Learning outcomes of the course unit
Students have to know general characteristics of the pathogenic factors and basic technical aspects related to the laboratory diagnosis of infections caused by relevant bacteria, fungi, and viruses of medical interest. In addition, they must be able to apply this knowledge in the workplace.
Basic knowledge of biology, biochemistry and physiology are suitable to understand the course topics successfully.
Course contents summary
Main morphological and structural characteristics and life cycle of microorganisms and viruses.
Cultivation of microorganisms and viruses.
Resident microbial population.
Pathogenicity of microorganisms.
Antibacterial and antifungal drugs.
Main protozoa and helminths of medical interest.
General principles of laboratory diagnosis of infectious diseases.
Structural and functional characteristics of the prokaryotic cell. Comparison of prokaryotic and eukaryotic cells. Sporogenesis and germination. Microscopic examination: simple and differential staining. Metabolism and cultivation: media and curve of growth. Quantitation methods. Bacterial genetics. Host-bacterium interactions. Resident bacterial population. Mechanisms of pathogenicity. Antibacterial drugs. Mechanisms of resistance to antibacterial drugs. Antibacterial drug susceptibility testing.
Introduction to medical parasitology: terminology and definitions used in the study of systematic medical parasitology, definition of parasitism, general features and classification of medically important parasites. Presentation of the principal parasitic protozoa of medical interest. Notes on the life cycle of principal blood and tissue parasitic protozoa: Plasmodium sp., Leishmania, Toxoplasma gondii, free-living amoebae (Acanthamoeba). Notes on the life cycle of the principal intestinal parasitic protozoa: intestinal amoebae (Entamoeba histolytica), Flagellates (Giardia intestinalis), Coccidia (Cryptosporidium spp.). Notes on the life cycle of the principal genito-urinary parasitic protozoa (Trichomonas). Presentation of the principal helmints of medical interest: Cestoda (Diphyllobotrium latum, Taenia solium, Taenia saginata, Echinococcus), Nematoda.
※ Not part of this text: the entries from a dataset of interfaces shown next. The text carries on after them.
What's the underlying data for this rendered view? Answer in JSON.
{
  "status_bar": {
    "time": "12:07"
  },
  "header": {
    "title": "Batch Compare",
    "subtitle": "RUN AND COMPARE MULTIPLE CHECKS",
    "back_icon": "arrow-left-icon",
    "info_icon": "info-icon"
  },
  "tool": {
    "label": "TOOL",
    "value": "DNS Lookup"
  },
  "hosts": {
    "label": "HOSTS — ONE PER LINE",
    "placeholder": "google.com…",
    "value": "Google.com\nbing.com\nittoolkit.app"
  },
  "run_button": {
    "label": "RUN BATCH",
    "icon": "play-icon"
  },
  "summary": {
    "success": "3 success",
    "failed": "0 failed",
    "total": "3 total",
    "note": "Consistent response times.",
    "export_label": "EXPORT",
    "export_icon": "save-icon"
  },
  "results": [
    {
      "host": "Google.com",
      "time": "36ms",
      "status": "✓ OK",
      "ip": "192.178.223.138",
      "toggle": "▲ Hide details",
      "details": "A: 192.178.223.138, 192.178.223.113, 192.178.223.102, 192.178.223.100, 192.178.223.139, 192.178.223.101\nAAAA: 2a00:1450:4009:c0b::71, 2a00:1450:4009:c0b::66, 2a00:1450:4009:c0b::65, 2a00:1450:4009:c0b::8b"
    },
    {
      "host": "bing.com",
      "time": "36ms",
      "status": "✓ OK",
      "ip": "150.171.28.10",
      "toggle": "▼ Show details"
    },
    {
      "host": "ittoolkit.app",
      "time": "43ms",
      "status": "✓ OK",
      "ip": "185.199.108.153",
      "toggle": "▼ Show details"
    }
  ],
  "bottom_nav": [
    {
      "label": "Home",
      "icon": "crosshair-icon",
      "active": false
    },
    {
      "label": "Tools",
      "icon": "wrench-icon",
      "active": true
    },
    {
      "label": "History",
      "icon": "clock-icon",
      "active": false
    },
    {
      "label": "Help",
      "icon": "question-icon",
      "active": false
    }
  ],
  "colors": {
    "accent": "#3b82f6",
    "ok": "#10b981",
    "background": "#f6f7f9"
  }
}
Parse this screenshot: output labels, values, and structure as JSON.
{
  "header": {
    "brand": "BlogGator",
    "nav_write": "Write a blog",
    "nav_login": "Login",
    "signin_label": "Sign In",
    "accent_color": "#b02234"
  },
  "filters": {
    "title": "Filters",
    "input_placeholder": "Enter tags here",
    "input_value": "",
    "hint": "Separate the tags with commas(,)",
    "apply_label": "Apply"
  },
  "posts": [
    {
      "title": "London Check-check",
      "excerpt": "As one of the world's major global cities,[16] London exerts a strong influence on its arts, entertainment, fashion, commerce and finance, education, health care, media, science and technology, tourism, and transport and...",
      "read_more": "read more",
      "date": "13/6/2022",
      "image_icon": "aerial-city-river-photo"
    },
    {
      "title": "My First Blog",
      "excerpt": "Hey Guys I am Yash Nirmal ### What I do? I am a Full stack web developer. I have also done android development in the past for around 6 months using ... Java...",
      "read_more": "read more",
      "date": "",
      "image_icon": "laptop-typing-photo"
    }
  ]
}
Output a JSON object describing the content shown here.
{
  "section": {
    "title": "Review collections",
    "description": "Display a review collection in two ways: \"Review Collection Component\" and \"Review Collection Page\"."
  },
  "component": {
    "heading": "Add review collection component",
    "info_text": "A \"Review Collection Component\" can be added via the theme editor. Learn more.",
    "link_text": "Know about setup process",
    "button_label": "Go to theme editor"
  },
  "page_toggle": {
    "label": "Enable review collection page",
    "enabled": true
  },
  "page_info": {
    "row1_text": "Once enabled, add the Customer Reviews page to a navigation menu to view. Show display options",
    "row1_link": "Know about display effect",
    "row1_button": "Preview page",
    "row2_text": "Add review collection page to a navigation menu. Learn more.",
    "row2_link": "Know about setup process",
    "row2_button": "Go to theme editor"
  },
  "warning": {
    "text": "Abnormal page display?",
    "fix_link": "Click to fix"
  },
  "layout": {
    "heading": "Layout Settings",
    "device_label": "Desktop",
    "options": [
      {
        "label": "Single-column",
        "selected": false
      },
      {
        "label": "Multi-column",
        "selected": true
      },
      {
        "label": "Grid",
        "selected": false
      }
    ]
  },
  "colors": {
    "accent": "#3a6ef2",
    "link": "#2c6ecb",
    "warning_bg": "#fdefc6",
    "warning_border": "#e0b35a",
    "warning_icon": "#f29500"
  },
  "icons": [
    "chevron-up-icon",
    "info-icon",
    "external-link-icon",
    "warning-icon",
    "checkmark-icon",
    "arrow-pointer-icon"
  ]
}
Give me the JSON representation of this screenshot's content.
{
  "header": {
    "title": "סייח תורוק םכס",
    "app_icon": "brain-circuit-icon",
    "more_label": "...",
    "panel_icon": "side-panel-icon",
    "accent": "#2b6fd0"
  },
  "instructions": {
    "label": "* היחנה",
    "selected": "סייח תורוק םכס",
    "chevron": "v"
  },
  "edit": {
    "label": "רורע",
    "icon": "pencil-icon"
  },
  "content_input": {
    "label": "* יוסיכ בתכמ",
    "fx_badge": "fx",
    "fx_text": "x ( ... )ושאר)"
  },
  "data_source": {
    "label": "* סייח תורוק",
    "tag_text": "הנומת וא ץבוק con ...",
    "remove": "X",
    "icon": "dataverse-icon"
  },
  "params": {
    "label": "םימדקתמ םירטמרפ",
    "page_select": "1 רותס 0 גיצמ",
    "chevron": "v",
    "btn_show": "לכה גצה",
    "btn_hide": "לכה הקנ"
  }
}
Notes on the life cycle of the principal intestinal parasitic helmints: Cestoda (Diphyllobotrium latum, Taenia solium, Taenia saginata, Echinococcus), Nematoda (Ascaris lumbricoides, Strongyloides stercoralis, Enterobius vermicularis). Notes on the life cycle of the principal parasitic helmints of the muscoskeletal apparatus: Nematoda (Trichinella spiralis).
General characteristics of fungi. Structure of the fungal cell and of the fungal colony. Yeasts and moulds. Reproduction of fungi. Notes on mechanisms of fungal pathogenicity. Fungal dimorphism. Cultivation of fungi. Antifungal drugs.
Definition of virus. General features of viruses. Morphology and structure of viruses. Nucleic acids of viruses. Host-virus interactions: steps of viral infection. Cultivation of viruses. Effects of virus replication on host cell (productive and abortive infection; lysogeny; virus-induced transformation). Quantitation of viruses. Classification of viruses. Mutations and genetic interactions between viruses. Antiviral drugs. Principles of laboratory diagnosis of viral infections.
M. Bendinelli, C. Chezzi, G. Dettori, N. Manca, G. Morace, L. Polonelli, M.A.T u f a n o.
Microbiologia Medica. Batteriologia. Parassitologia, Micologia. Virologia. Monduzzi Editore
Lectures supported by visual aids will be used to present and discuss the contents of the course.
Assessment methods and criteria
The outcomes of learning will be verified through an oral examination.
By questions regarding the topics of the course it will be determined whether the student has achieved the goal of basic knowledge in the field, in order to access the following years of the bachelor course in TLB.